Archive for September 1st, 2008|Daily archive page

I LIKE IKE! (the President – Not the Storm!)

If I had been old enough to vote for Ike in 1953, I would have.  But I’m not thrilled with the “Ike” out there in the Atlantic today.  I have a very uncomfortable feeling about him.  Furthermore, it probably won’t be long before Josephine is on his tail.

Dr. Jeff Masters of in this afternoon’s discussion of tropical storm Ike does not envision it re-curving up the Atlantic during its approach on the Bahamas or Hispaniola.  However, he states that “our skill in predicting such things five days in advance is nil.”

None-the-less, at this moment – the longer range ECMWF has Ike in the Gulf of Mexico by Sept. 9. (European Center for Medium-Range Weather Forecasting).

If you are truly interested in concise and clear hurricane discussions I urge you to read Dr. Masters’ web-log at:

His statements which are pretty much daily during busy times of the hurricane season, are archived at the site.  I have been following his work for quite some time and have grown to enjoy his insight.

According to Dr. Masters, the GFDL and HWRF “are the only models that incorporate detailed depictions of the thermal structure of the Gulf of Mexico into their runs.”

I have been especially impressed with the GFDL over the last two or three years, the dynamic model from NOAA’s Geophysical Fluid Dynamics Laboratory. In my opinion, it did a very good job on the recent elusive storm, Fay.  I’m not sure that it has been correct to call Fay erratic.  It seems to me that it was the forecast models that were erratic.  What a tough job it is to try to figure out where a storm is going to track when the steering forces are so very weak as they were with Fay!

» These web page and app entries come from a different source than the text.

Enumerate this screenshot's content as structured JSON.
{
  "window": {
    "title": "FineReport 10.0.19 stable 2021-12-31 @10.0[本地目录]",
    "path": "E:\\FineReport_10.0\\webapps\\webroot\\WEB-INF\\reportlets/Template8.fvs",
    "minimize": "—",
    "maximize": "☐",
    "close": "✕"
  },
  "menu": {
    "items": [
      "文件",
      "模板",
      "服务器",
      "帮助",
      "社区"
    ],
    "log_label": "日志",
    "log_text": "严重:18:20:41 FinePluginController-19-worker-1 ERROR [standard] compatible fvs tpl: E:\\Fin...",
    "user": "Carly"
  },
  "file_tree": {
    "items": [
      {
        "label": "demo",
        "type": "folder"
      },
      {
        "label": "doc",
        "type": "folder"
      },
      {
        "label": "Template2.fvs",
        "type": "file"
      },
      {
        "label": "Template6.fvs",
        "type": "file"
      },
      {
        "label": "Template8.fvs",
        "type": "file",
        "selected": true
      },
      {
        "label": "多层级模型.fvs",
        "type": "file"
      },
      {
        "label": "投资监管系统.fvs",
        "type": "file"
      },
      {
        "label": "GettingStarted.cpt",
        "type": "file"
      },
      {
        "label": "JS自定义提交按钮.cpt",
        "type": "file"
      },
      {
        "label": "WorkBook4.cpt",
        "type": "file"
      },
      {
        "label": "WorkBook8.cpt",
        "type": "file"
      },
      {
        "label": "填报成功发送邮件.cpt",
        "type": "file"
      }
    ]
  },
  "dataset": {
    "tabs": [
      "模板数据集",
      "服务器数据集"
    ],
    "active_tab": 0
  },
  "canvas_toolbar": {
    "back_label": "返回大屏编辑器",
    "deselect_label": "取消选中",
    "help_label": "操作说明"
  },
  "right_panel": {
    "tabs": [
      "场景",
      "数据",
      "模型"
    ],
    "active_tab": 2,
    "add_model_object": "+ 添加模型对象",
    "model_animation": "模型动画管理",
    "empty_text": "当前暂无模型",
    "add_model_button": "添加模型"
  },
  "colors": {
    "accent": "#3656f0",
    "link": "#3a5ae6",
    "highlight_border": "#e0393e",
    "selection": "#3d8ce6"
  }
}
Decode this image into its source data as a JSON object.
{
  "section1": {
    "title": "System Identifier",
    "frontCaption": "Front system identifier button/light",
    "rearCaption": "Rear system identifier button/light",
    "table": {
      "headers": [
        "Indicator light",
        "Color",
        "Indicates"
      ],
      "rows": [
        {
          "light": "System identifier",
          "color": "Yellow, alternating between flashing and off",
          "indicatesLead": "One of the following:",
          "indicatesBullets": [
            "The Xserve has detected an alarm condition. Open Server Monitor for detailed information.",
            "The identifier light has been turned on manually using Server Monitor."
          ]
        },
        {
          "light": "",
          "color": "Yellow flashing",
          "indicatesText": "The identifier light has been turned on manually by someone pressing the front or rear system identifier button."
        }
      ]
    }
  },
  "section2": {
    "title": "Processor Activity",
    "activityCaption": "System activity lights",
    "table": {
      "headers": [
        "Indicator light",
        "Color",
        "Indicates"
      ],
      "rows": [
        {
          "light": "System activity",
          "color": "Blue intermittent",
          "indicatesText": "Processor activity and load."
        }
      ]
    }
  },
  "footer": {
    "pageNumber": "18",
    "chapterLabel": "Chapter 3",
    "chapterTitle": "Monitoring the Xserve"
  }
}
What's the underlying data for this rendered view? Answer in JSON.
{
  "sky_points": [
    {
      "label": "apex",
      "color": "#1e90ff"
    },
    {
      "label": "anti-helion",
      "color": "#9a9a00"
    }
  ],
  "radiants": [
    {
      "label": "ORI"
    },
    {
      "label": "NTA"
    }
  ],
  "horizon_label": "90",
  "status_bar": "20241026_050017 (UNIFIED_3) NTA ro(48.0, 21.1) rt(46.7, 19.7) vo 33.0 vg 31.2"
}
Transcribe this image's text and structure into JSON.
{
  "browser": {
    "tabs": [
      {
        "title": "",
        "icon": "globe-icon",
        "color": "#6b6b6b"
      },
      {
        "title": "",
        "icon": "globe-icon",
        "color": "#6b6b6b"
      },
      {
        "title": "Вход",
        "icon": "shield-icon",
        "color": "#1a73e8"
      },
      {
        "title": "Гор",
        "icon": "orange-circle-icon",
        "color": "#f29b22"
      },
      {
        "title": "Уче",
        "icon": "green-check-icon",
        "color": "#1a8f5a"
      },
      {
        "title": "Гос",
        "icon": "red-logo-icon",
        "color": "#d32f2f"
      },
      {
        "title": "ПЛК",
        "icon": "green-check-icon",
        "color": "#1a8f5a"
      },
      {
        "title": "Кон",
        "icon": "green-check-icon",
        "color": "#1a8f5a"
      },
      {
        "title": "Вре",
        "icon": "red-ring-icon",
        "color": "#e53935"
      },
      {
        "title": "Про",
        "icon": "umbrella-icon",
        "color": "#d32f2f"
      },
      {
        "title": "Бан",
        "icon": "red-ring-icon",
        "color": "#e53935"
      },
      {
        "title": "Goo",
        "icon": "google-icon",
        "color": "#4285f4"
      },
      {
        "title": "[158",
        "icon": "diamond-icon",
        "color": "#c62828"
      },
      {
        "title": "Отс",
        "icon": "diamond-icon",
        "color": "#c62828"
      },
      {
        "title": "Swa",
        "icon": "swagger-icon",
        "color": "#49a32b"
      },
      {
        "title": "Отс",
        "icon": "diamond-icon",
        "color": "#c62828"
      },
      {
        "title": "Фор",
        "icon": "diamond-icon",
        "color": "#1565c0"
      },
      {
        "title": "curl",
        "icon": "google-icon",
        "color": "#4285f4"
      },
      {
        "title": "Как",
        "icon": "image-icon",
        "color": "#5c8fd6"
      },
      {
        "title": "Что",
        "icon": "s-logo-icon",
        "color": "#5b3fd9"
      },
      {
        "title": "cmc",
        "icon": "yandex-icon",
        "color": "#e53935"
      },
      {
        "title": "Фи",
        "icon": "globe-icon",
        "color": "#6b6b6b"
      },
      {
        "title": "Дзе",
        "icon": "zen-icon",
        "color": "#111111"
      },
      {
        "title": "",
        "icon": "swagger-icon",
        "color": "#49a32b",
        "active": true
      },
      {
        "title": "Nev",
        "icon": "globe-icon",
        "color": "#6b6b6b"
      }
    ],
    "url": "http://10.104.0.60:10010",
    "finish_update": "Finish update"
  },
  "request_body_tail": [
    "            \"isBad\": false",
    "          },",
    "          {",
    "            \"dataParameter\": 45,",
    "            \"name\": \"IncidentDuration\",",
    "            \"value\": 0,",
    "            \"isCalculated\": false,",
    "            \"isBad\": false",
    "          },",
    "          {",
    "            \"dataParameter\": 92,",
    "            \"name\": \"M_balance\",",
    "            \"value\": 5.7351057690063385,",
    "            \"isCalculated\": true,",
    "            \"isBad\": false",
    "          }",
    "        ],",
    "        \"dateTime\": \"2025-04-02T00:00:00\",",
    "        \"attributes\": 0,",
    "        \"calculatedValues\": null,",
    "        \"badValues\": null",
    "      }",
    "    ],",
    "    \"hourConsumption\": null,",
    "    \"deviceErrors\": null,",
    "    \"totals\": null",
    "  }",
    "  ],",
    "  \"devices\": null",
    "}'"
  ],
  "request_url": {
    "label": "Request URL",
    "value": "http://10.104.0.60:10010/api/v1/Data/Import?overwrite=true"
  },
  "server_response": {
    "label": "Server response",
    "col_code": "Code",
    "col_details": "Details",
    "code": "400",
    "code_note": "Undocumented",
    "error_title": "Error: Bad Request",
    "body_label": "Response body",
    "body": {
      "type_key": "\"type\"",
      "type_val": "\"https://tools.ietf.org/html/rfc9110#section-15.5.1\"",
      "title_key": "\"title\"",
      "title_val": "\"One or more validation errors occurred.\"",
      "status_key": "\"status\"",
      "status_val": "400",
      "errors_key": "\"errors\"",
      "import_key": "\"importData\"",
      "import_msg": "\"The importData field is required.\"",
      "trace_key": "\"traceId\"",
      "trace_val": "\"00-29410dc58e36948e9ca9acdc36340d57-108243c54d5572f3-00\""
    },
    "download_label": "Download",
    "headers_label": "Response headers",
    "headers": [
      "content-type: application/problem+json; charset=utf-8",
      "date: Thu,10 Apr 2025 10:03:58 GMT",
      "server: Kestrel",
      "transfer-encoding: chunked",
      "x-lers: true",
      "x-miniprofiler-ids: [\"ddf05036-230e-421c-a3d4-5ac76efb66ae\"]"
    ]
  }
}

The image below is another attempt of mine to splice two images with scales that don’t match perfectly.  It was done for your convenience.

Gustav High Resolution Visible Image

At the time this image below (taken from the  U.S. Naval Research Lab site) was completed there was an eye even though you do not see it here.  It was irregular, off center, and covered from the visible view by high family cloud development.  In fact, even though you see the crowns of cumuliform clouds, much of what you see here is the anticyclonic outflow of the storm marked by cirrus and cirrostratus.



While waiting and hoping that Gustav would disappear I’ve been looking into the future via many of the wonderful sources available to us these days.  It looks to me as though we are going to have a busy September.  But that’s no surprise; we are, after all, in the busiest third of the season.  Africa is continuing to fire disturbances over the Atlantic and that gigantic unseen force, the Easterly Trades, will bring them toward North America.  Let’s hope for the best for all concerned.

The image below is time sensitive of course.  A left click will make the image larger.